Defending against CFPB investigations and proceedings can be expensive. Individuals should review and pursue their rights to advancement of legal fees, indemnification, and insurance coverage. The CFPB often takes the position that defendants may not seek reimbursement from insurance carriers or others for any penalties imposed, but has not taken the same position with respect to advancement and reimbursement of legal fees or the payment of monetary relief other than penalties, such as consumer restitution.
We draw the following 10 lessons from enforcement cases that the CFPB has brought against individuals to date:
Owners are, by far, the most commonly named individual defendants. For relatively small companies, the CFPB may make little distinction between what the company does and what the owner/operator of the company does. Arguments about corporate form may not have much impact in that setting.
When the CFPB has named individuals, it has not relied on theories of vicarious liability or relied exclusively on their status as owners or officers—rather, it has typically alleged that the individuals were involved in the allegedly unlawful conduct.
Although the CFPB has authority to name individuals as aiders and abettors if it alleges that they engaged in reckless or knowing misconduct, the CFPB rarely relies on the aiding and abetting provision to name individuals. That creates the odd dynamic that the authority Congress most clearly provided for the CFPB to bring cases against individuals is almost never used by the CFPB when it actually brings cases against individuals.
The CFPB rarely names individuals in cases against large companies. That makes sense because the larger the company, the less likely it is that there will be an owner or senior officer that was culpably involved in the alleged misconduct. Moreover, the statute itself limits the CFPB’s authority to sue individuals associated with bank holding companies, credit unions, and depository institutions.
To date, the CFPB has not named individuals in the CFPB’s 10 largest settlements or the CFPB’s cases against public companies. The CFPB also has not named non-officer directors or low-level officers or employees as individual defendants. There are good reasons for this.
In most cases when it has named individuals, the CFPB has been willing to enter into settlements in which the company and the individual are jointly responsible for the monetary relief. That allows the company to pay the entire amount. There is no assurance, however, that this will always be the case.
CFPB investigations can be expensive. Individuals should carefully review their rights to advancement, indemnification, and insurance.
Practitioners need to be alert to the possibility the CFPB staff will recommend naming an individual. Depending on the circumstances, individuals may be well served by being separately represented and making separate NORA submissions. Submissions by individuals will often focus less on whether there were violations at all, and more on the individual’s good faith and the relative absence of involvement in the violation.

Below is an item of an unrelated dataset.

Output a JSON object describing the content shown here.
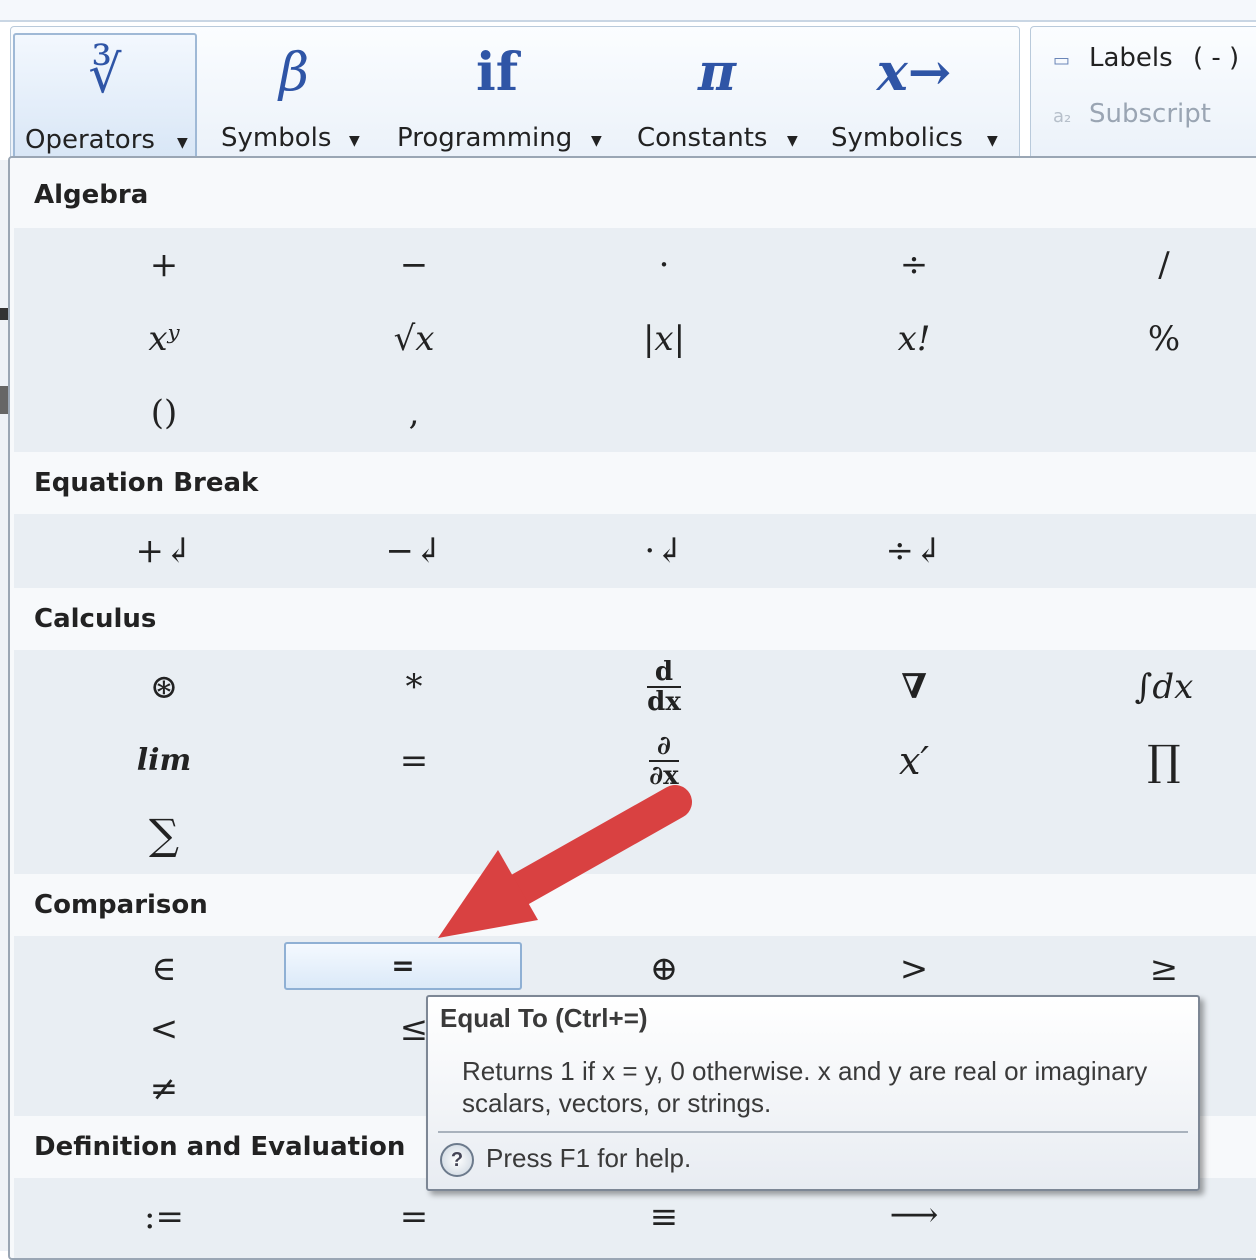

On the other hand, practitioners should also avoid overreacting. Given that more than two-thirds of CFPB proceedings do not name individuals, separate representation may be premature absent an indication by the staff that it contemplates recommending an action against an individual. Indeed, separate representation may send exactly the wrong signals to the staff. In close cases, “shadow counsel” may be appropriate to provide completely independent advice to the individual without formally surfacing in the investigation.
Finally, because the CFPB is a young agency, it is wise to provide the usual cautionary observation—we know what the CFPB has done so far, but we do not know what twists and turns it will take in the future.
An article on the same topic will be appearing in the July issue of Mortgage Banking magazine.